Emigration to the USA is said to have begun when American whalers stopped off at Cape Verde to recruit men for their crew - which, Pedro Monteiro Cardoso claimed in the introduction to ‘Foclor Caboverdiano’ (2nd edition), they first did in the 17th century. This book on Cape Verdean folklore was produced by Luiz Silva, who gathered all the authentic information from the works of Antonio Carreira (or Antonio Barboza Carreira, to give him his full name), Luiz de Andrade and such publications es ‘A Voz de Cabo Verde’ and ‘O Manduci’ and points out that Cape Verde emigration experts tend to agree that emigration to the USA actually began in the 19th century.

Alfredo Margarido’s preface to ‘Foclor Caboverdiano’, of which extracts are reproduced below, says that the wave of emigration to the USA began in 1899, an idea which seems to be backed up by details from ‘O Manduco’ (Fogo, 192324), ‘A Novo Patria’ (Lisbon, 1930-32), ‘A Voz de Africa’ (Lisbon, 1913) and ‘A Voz de Cabo Verde’ (Praia, 1911-19).

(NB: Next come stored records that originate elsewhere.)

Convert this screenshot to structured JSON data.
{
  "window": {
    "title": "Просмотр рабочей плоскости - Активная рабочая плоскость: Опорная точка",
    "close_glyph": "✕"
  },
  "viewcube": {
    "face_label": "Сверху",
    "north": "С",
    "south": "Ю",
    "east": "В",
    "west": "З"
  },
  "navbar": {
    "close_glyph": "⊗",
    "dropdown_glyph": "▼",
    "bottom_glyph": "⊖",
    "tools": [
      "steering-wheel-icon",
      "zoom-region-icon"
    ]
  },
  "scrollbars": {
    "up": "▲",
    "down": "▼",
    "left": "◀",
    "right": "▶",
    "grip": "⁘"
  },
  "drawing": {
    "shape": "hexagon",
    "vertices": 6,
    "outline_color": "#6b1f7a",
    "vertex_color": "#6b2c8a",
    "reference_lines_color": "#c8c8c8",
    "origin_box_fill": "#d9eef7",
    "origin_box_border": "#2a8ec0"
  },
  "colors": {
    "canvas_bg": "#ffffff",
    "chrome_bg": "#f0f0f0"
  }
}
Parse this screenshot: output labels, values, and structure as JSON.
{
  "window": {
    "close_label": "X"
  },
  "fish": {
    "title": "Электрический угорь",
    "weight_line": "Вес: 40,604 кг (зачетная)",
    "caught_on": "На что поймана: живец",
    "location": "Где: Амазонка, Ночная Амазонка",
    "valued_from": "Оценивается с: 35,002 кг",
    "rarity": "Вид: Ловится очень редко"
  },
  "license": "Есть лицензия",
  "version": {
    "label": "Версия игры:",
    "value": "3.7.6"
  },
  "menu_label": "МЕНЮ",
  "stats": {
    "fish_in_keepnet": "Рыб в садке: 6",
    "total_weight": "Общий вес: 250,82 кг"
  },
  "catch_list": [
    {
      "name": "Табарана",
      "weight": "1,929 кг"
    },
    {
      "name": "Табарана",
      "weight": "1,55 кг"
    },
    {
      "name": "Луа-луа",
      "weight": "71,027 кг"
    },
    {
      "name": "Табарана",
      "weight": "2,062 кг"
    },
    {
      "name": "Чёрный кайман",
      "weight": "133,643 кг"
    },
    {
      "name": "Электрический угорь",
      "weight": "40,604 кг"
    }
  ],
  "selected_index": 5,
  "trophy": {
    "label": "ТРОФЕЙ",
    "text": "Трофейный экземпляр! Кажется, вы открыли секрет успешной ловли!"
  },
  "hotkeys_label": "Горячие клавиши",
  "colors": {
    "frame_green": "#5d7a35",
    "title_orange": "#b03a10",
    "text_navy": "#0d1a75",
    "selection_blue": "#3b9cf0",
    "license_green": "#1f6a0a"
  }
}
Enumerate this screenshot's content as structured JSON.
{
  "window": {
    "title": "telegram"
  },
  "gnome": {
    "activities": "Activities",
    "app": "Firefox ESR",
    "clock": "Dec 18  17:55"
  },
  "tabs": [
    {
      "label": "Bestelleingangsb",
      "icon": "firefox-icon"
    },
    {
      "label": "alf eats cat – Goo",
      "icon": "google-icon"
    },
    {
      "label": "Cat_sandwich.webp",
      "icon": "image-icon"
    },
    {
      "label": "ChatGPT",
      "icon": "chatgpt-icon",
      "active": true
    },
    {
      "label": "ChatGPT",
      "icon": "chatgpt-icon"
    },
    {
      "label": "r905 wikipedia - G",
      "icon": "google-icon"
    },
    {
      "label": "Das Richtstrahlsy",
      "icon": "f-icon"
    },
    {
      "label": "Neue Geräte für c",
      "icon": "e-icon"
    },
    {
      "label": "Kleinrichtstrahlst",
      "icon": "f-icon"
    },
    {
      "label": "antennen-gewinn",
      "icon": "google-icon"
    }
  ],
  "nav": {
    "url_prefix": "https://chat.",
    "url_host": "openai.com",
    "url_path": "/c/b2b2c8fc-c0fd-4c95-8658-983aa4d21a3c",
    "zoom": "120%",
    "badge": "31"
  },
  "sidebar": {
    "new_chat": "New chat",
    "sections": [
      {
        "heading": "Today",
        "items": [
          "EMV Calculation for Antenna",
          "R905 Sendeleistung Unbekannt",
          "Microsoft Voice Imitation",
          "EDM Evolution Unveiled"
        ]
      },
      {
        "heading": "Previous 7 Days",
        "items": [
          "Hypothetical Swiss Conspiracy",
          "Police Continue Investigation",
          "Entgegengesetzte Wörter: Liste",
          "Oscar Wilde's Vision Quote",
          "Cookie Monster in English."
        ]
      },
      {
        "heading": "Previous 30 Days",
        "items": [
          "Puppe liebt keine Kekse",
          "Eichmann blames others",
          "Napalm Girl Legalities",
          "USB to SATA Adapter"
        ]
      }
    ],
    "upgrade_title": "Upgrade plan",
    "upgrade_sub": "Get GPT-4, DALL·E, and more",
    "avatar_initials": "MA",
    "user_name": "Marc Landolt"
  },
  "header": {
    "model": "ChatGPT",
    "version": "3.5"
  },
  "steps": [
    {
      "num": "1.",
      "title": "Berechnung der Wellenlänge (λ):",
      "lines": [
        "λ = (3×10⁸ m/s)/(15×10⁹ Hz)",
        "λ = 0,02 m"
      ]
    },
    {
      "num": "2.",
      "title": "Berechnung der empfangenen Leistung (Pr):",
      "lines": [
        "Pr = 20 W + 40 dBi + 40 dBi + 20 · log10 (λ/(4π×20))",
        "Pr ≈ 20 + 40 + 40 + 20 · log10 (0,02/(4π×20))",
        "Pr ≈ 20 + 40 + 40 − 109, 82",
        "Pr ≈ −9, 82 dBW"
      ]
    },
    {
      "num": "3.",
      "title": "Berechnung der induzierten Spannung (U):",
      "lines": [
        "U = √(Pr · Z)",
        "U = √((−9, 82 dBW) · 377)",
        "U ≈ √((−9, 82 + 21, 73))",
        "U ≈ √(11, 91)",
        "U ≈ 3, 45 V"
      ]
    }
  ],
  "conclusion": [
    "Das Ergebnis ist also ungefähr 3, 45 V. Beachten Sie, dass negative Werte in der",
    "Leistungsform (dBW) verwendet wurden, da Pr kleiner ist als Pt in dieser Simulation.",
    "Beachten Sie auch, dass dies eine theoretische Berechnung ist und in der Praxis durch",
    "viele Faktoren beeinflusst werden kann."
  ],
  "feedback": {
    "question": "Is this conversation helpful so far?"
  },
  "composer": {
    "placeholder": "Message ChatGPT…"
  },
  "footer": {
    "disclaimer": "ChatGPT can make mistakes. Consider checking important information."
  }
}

‘Eugenio Tavares certainly seems very interested in this issue, possibly because the hundreds and hundreds of Cape Verdean emigrants to the USA came from the island of Brava. The leader in the 19 April 1911 edition of ‘A Voz de Cabo Verde’ is one of our most important sources of information on the conditions in which the movement first emerged. The colony saw emigration as repugnant 30 years ago, it said, Cape Verdeans traditionally dislike the idea of sailing and leaving their native soil and there were no emigrants from any of the islands in the archipelago - other than Brava, which lost a fairly large number of its inhabitants to North America, a place which was getting to be well known among our sailors working on the (mainly American) whalers which called there to recruit seamen. And from 1899 onwards the movement gathered momentum.

While giving credit to all this, there are one or two personally-known facts which we should like to bring to the reader’s attention.

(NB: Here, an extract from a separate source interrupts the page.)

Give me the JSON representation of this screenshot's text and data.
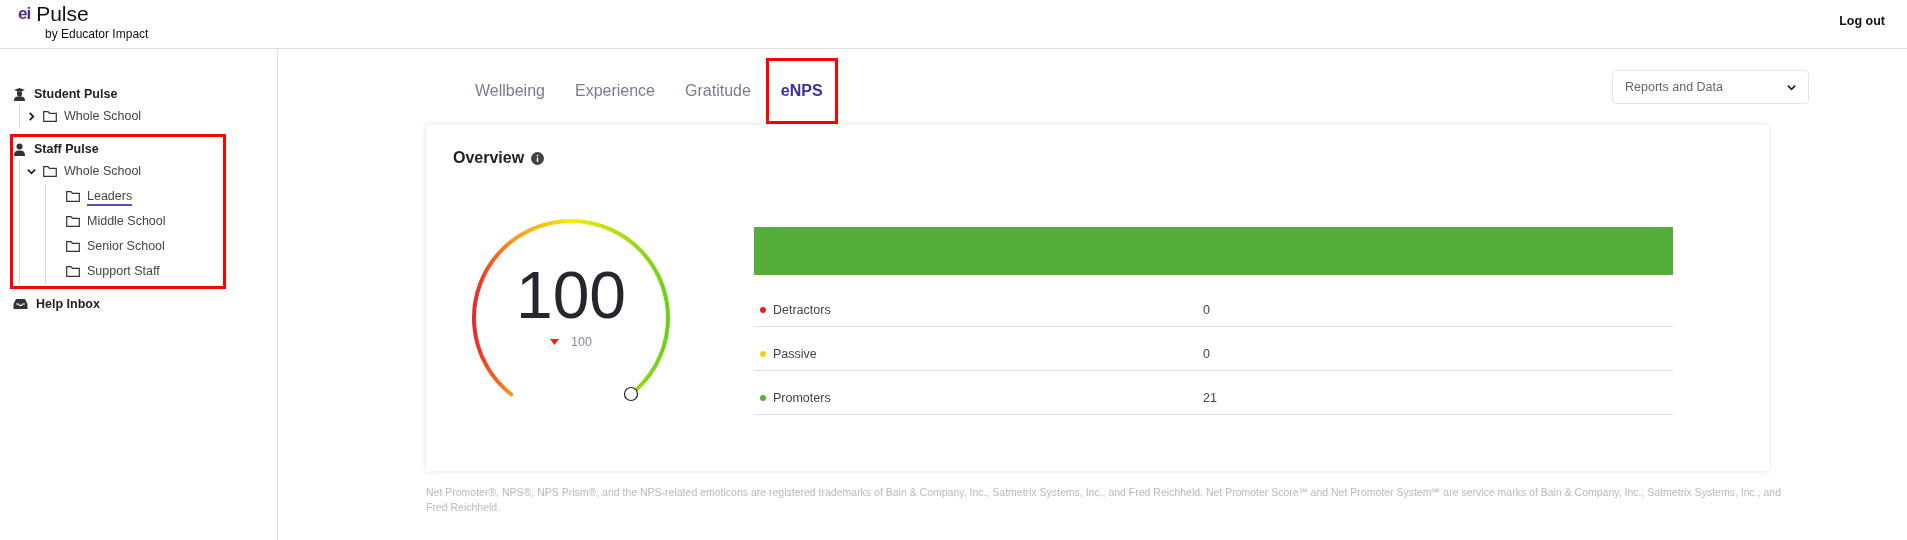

Emigration from Cape Verde 1983 figures

In the I July 1950 issue of Cape Verde’s ‘Boletim de Propaganda e Informa’, the late Dr Julio Miguel Monteiro published extracts from the North American ‘Our World’, relating the exemplary behaviour of the Cape Verdean community in New Bedford and claiming that ‘the oldest of our contemporaries in the Cape Verdean colony of New Bedford is 116-year old Rosa de Barros’. So, if 1950 is taken as the reference date, Rosa must have been born in 1834 and, if she was 25 when she emigrated, she would have left Cape Verde in 1859.

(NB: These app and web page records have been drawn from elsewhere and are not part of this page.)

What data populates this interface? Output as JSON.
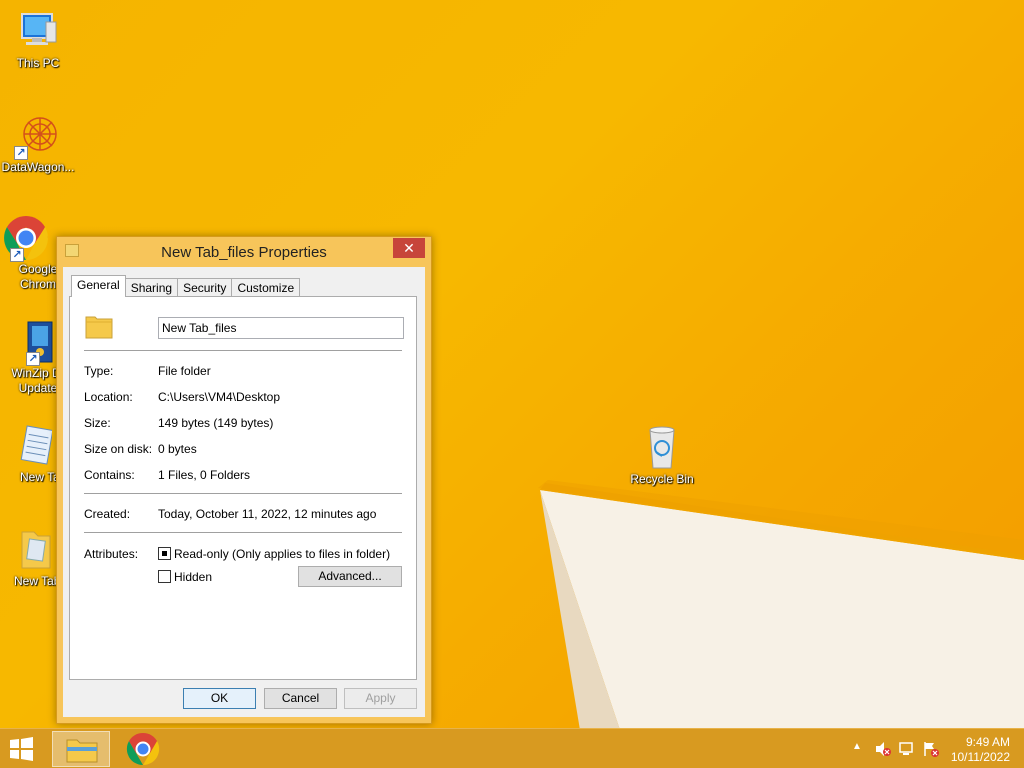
{
  "desktop": {
    "icons": [
      {
        "label": "This PC"
      },
      {
        "label": "DataWagon..."
      },
      {
        "label": "Google Chrome",
        "line1": "Google",
        "line2": "Chrom"
      },
      {
        "label": "WinZip Driver Updater",
        "line1": "WinZip Dr",
        "line2": "Update"
      },
      {
        "label": "New Ta"
      },
      {
        "label": "New Tab_"
      },
      {
        "label": "Recycle Bin"
      }
    ]
  },
  "dialog": {
    "title": "New Tab_files Properties",
    "close_glyph": "✕",
    "tabs": [
      "General",
      "Sharing",
      "Security",
      "Customize"
    ],
    "active_tab": "General",
    "name_value": "New Tab_files",
    "rows": {
      "type": {
        "label": "Type:",
        "value": "File folder"
      },
      "location": {
        "label": "Location:",
        "value": "C:\\Users\\VM4\\Desktop"
      },
      "size": {
        "label": "Size:",
        "value": "149 bytes (149 bytes)"
      },
      "size_on_disk": {
        "label": "Size on disk:",
        "value": "0 bytes"
      },
      "contains": {
        "label": "Contains:",
        "value": "1 Files, 0 Folders"
      },
      "created": {
        "label": "Created:",
        "value": "Today, October 11, 2022, 12 minutes ago"
      }
    },
    "attributes": {
      "label": "Attributes:",
      "readonly": {
        "label": "Read-only (Only applies to files in folder)",
        "state": "indeterminate"
      },
      "hidden": {
        "label": "Hidden",
        "checked": false
      },
      "advanced_button": "Advanced..."
    },
    "buttons": {
      "ok": "OK",
      "cancel": "Cancel",
      "apply": "Apply"
    }
  },
  "taskbar": {
    "time": "9:49 AM",
    "date": "10/11/2022"
  },
  "colors": {
    "wallpaper": "#f5b400",
    "taskbar": "#d89a20",
    "dialog_frame": "#f7c55a",
    "close_button": "#c7453a"
  }
}
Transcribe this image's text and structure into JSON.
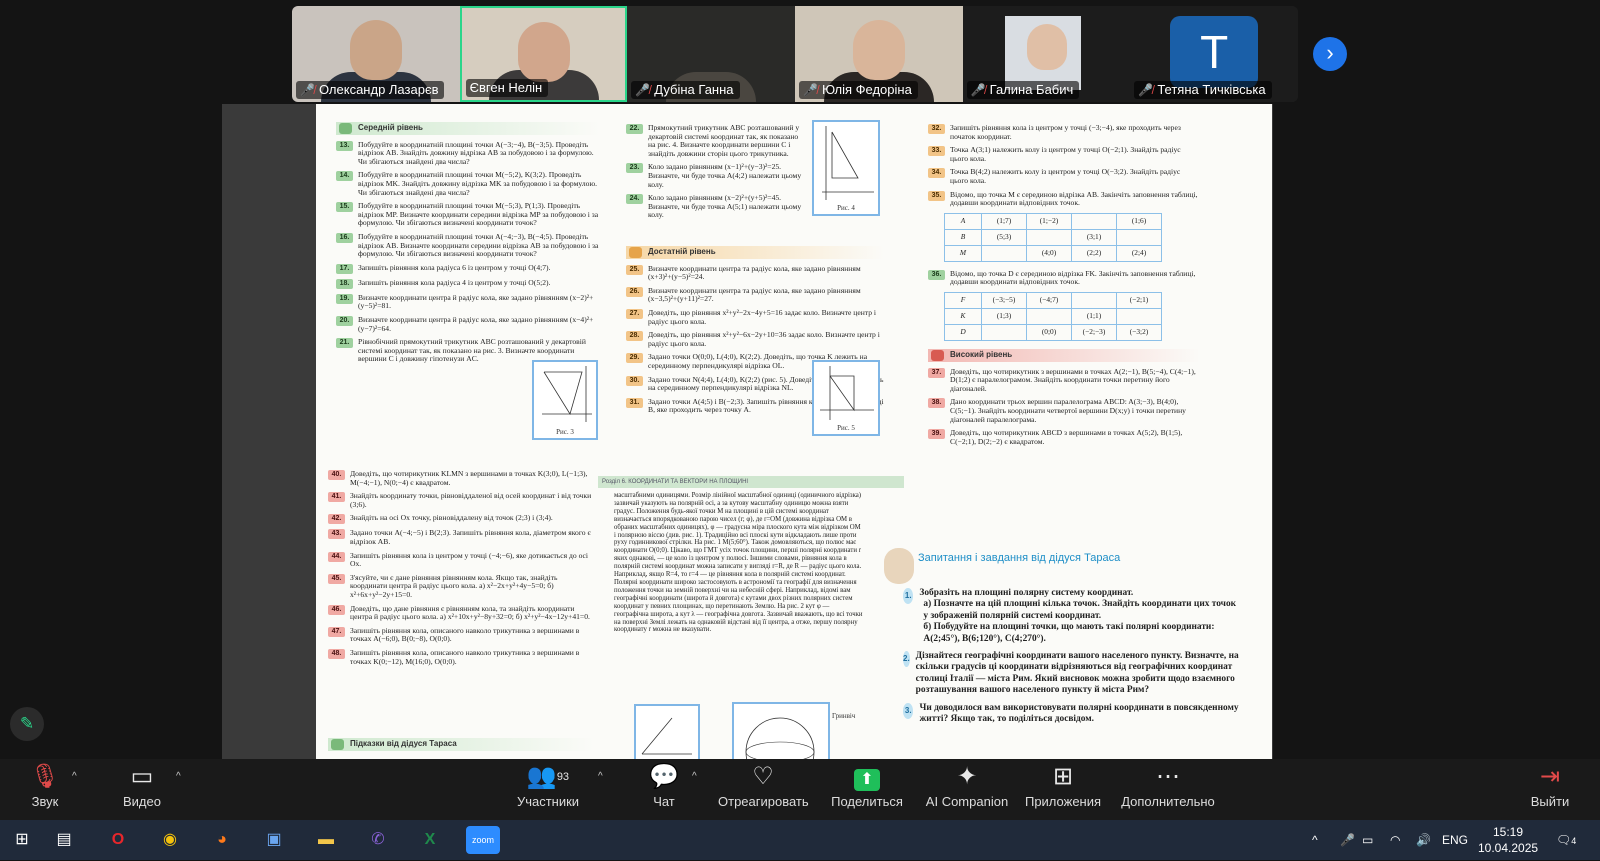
{
  "participants": [
    {
      "name": "Олександр Лазарєв",
      "muted": true
    },
    {
      "name": "Євген Нелін",
      "muted": false
    },
    {
      "name": "Дубіна Ганна",
      "muted": true
    },
    {
      "name": "Юлія Федоріна",
      "muted": true
    },
    {
      "name": "Галина Бабич",
      "muted": true
    },
    {
      "name": "Тетяна Тичківська",
      "muted": true,
      "initial": "T"
    }
  ],
  "doc": {
    "level_mid": "Середній рівень",
    "level_suff": "Достатній рівень",
    "level_high": "Високий рівень",
    "col1": [
      {
        "n": "13.",
        "t": "Побудуйте в координатній площині точки A(−3;−4), B(−3;5). Проведіть відрізок AB. Знайдіть довжину відрізка AB за побудовою і за формулою. Чи збігаються знайдені два числа?"
      },
      {
        "n": "14.",
        "t": "Побудуйте в координатній площині точки M(−5;2), K(3;2). Проведіть відрізок MK. Знайдіть довжину відрізка MK за побудовою і за формулою. Чи збігаються знайдені два числа?"
      },
      {
        "n": "15.",
        "t": "Побудуйте в координатній площині точки M(−5;3), P(1;3). Проведіть відрізок MP. Визначте координати середини відрізка MP за побудовою і за формулою. Чи збігаються визначені координати точок?"
      },
      {
        "n": "16.",
        "t": "Побудуйте в координатній площині точки A(−4;−3), B(−4;5). Проведіть відрізок AB. Визначте координати середини відрізка AB за побудовою і за формулою. Чи збігаються визначені координати точок?"
      },
      {
        "n": "17.",
        "t": "Запишіть рівняння кола радіуса 6 із центром у точці O(4;7)."
      },
      {
        "n": "18.",
        "t": "Запишіть рівняння кола радіуса 4 із центром у точці O(5;2)."
      },
      {
        "n": "19.",
        "t": "Визначте координати центра й радіус кола, яке задано рівнянням (x−2)²+(y−5)²=81."
      },
      {
        "n": "20.",
        "t": "Визначте координати центра й радіус кола, яке задано рівнянням (x−4)²+(y−7)²=64."
      },
      {
        "n": "21.",
        "t": "Рівнобічний прямокутний трикутник ABC розташований у декартовій системі координат так, як показано на рис. 3. Визначте координати вершини C і довжину гіпотенузи AC."
      }
    ],
    "col2": [
      {
        "n": "22.",
        "t": "Прямокутний трикутник ABC розташований у декартовій системі координат так, як показано на рис. 4. Визначте координати вершини C і знайдіть довжини сторін цього трикутника."
      },
      {
        "n": "23.",
        "t": "Коло задано рівнянням (x−1)²+(y−3)²=25. Визначте, чи буде точка A(4;2) належати цьому колу."
      },
      {
        "n": "24.",
        "t": "Коло задано рівнянням (x−2)²+(y+5)²=45. Визначте, чи буде точка A(5;1) належати цьому колу."
      }
    ],
    "col2b": [
      {
        "n": "25.",
        "t": "Визначте координати центра та радіус кола, яке задано рівнянням (x+3)²+(y−5)²=24."
      },
      {
        "n": "26.",
        "t": "Визначте координати центра та радіус кола, яке задано рівнянням (x−3,5)²+(y+11)²=27."
      },
      {
        "n": "27.",
        "t": "Доведіть, що рівняння x²+y²−2x−4y+5=16 задає коло. Визначте центр і радіус цього кола."
      },
      {
        "n": "28.",
        "t": "Доведіть, що рівняння x²+y²−6x−2y+10=36 задає коло. Визначте центр і радіус цього кола."
      },
      {
        "n": "29.",
        "t": "Задано точки O(0;0), L(4;0), K(2;2). Доведіть, що точка K лежить на серединному перпендикулярі відрізка OL."
      },
      {
        "n": "30.",
        "t": "Задано точки N(4;4), L(4;0), K(2;2) (рис. 5). Доведіть, що точка K лежить на серединному перпендикулярі відрізка NL."
      },
      {
        "n": "31.",
        "t": "Задано точки A(4;5) і B(−2;3). Запишіть рівняння кола із центром у точці B, яке проходить через точку A."
      }
    ],
    "col3": [
      {
        "n": "32.",
        "t": "Запишіть рівняння кола із центром у точці (−3;−4), яке проходить через початок координат."
      },
      {
        "n": "33.",
        "t": "Точка A(3;1) належить колу із центром у точці O(−2;1). Знайдіть радіус цього кола."
      },
      {
        "n": "34.",
        "t": "Точка B(4;2) належить колу із центром у точці O(−3;2). Знайдіть радіус цього кола."
      },
      {
        "n": "35.",
        "t": "Відомо, що точка M є серединою відрізка AB. Закінчіть заповнення таблиці, додавши координати відповідних точок."
      }
    ],
    "table35": [
      [
        "A",
        "(1;7)",
        "(1;−2)",
        "",
        "(1;6)"
      ],
      [
        "B",
        "(5;3)",
        "",
        "(3;1)",
        ""
      ],
      [
        "M",
        "",
        "(4;0)",
        "(2;2)",
        "(2;4)"
      ]
    ],
    "task36": {
      "n": "36.",
      "t": "Відомо, що точка D є серединою відрізка FK. Закінчіть заповнення таблиці, додавши координати відповідних точок."
    },
    "table36": [
      [
        "F",
        "(−3;−5)",
        "(−4;7)",
        "",
        "(−2;1)"
      ],
      [
        "K",
        "(1;3)",
        "",
        "(1;1)",
        ""
      ],
      [
        "D",
        "",
        "(0;0)",
        "(−2;−3)",
        "(−3;2)"
      ]
    ],
    "col3b": [
      {
        "n": "37.",
        "t": "Доведіть, що чотирикутник з вершинами в точках A(2;−1), B(5;−4), C(4;−1), D(1;2) є паралелограмом. Знайдіть координати точки перетину його діагоналей."
      },
      {
        "n": "38.",
        "t": "Дано координати трьох вершин паралелограма ABCD: A(3;−3), B(4;0), C(5;−1). Знайдіть координати четвертої вершини D(x;y) і точки перетину діагоналей паралелограма."
      },
      {
        "n": "39.",
        "t": "Доведіть, що чотирикутник ABCD з вершинами в точках A(5;2), B(1;5), C(−2;1), D(2;−2) є квадратом."
      }
    ],
    "col4": [
      {
        "n": "40.",
        "t": "Доведіть, що чотирикутник KLMN з вершинами в точках K(3;0), L(−1;3), M(−4;−1), N(0;−4) є квадратом."
      },
      {
        "n": "41.",
        "t": "Знайдіть координату точки, рівновіддаленої від осей координат і від точки (3;6)."
      },
      {
        "n": "42.",
        "t": "Знайдіть на осі Ox точку, рівновіддалену від точок (2;3) і (3;4)."
      },
      {
        "n": "43.",
        "t": "Задано точки A(−4;−5) і B(2;3). Запишіть рівняння кола, діаметром якого є відрізок AB."
      },
      {
        "n": "44.",
        "t": "Запишіть рівняння кола із центром у точці (−4;−6), яке дотикається до осі Ox."
      },
      {
        "n": "45.",
        "t": "З'ясуйте, чи є дане рівняння рівнянням кола. Якщо так, знайдіть координати центра й радіус цього кола. а) x²−2x+y²+4y−5=0; б) x²+6x+y²−2y+15=0."
      },
      {
        "n": "46.",
        "t": "Доведіть, що дане рівняння є рівнянням кола, та знайдіть координати центра й радіус цього кола. а) x²+10x+y²−8y+32=0; б) x²+y²−4x−12y+41=0."
      },
      {
        "n": "47.",
        "t": "Запишіть рівняння кола, описаного навколо трикутника з вершинами в точках A(−6;0), B(0;−8), O(0;0)."
      },
      {
        "n": "48.",
        "t": "Запишіть рівняння кола, описаного навколо трикутника з вершинами в точках K(0;−12), M(16;0), O(0;0)."
      }
    ],
    "hint_band": "Підказки від дідуся Тараса",
    "section_band": "Розділ 6. КООРДИНАТИ ТА ВЕКТОРИ НА ПЛОЩИНІ",
    "polar_text": "масштабними одиницями. Розмір лінійної масштабної одиниці (одиничного відрізка) зазвичай указують на полярній осі, а за кутову масштабну одиницю можна взяти градус. Положення будь-якої точки M на площині в цій системі координат визначається впорядкованою парою чисел (r; φ), де r=OM (довжина відрізка OM в обраних масштабних одиницях), φ — градусна міра плоского кута між відрізком OM і полярною віссю (див. рис. 1). Традиційно всі плоскі кути відкладають лише проти руху годинникової стрілки. На рис. 1 M(5;60°). Також домовляються, що полюс має координати O(0;0). Цікаво, що ГМТ усіх точок площини, перші полярні координати r яких однакові, — це коло із центром у полюсі. Іншими словами, рівняння кола в полярній системі координат можна записати у вигляді r=R, де R — радіус цього кола. Наприклад, якщо R=4, то r=4 — це рівняння кола в полярній системі координат. Полярні координати широко застосовують в астрономії та географії для визначення положення точки на земній поверхні чи на небесній сфері. Наприклад, відомі вам географічні координати (широта й довгота) є кутами двох різних полярних систем координат у певних площинах, що перетинають Землю. На рис. 2 кут φ — географічна широта, а кут λ — географічна довгота. Зазвичай вважають, що всі точки на поверхні Землі лежать на однаковій відстані від її центра, а отже, першу полярну координату r можна не вказувати.",
    "fig_labels": {
      "fig3": "Рис. 3",
      "fig4": "Рис. 4",
      "fig5": "Рис. 5",
      "greenwich": "Гринвіч"
    },
    "questions_title": "Запитання і завдання від дідуся Тараса",
    "questions": [
      {
        "n": "1.",
        "t": "Зобразіть на площині полярну систему координат.",
        "sub": [
          "а) Позначте на цій площині кілька точок. Знайдіть координати цих точок у зображеній полярній системі координат.",
          "б) Побудуйте на площині точки, що мають такі полярні координати: A(2;45°), B(6;120°), C(4;270°)."
        ]
      },
      {
        "n": "2.",
        "t": "Дізнайтеся географічні координати вашого населеного пункту. Визначте, на скільки градусів ці координати відрізняються від географічних координат столиці Італії — міста Рим. Який висновок можна зробити щодо взаємного розташування вашого населеного пункту й міста Рим?",
        "sub": []
      },
      {
        "n": "3.",
        "t": "Чи доводилося вам використовувати полярні координати в повсякденному житті? Якщо так, то поділіться досвідом.",
        "sub": []
      }
    ]
  },
  "toolbar": {
    "audio": "Звук",
    "video": "Видео",
    "participants": "Участники",
    "participants_count": "93",
    "chat": "Чат",
    "react": "Отреагировать",
    "share": "Поделиться",
    "ai": "AI Companion",
    "apps": "Приложения",
    "more": "Дополнительно",
    "leave": "Выйти"
  },
  "taskbar": {
    "lang": "ENG",
    "time": "15:19",
    "date": "10.04.2025",
    "notif_count": "4"
  }
}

Another, more personal case is that of a great uncle, Gaudencio Andrade Monteiro, who went whaling and ultimately got a master’s ticket in the US merchant marine. He died in Praia, in 1956 at the age of 75, was therefore born in 1881 and, if he started his career in whaling at 25, would have emigrated in 1906.

Conclusions

It is reasonable for Luiz Silva to have found evidence of American ships calling in at Cape Verde to recruit seamen for the whaling trade in the 17th century, although the exodus to America did not start until 1899, as Dr Alfredo Margarido has shown. ‘Exodus’ does not refer to departures prior to this date, for it is our belief that although emigration began on a small scale in the 1850s, the mass movement started in 1899.

Emigration to Senegal also began in the 18th century according to another article which the late Alfredo Mendes Rodrigues contributed to the Boletim de Propaganda de Cabo Verde (No 7, Year I of I April 1950). The article praises the conscientiousness and intelligence of the Cape Verdeans, saying that this should earn them the same consideration as the former French colony of Senegal - which led the local government to grant them building land in Dakar (at the place where the Avenue Gambetta now runs) and get the Credito Predial to provide 20-year loans to help with this.

The nearness of Cape Verde to Senegal and the fact that A.M.Rodrigues talks about the intensification of emigration suggest that small-scale emigration must have started prior to the 18th century.

M.A.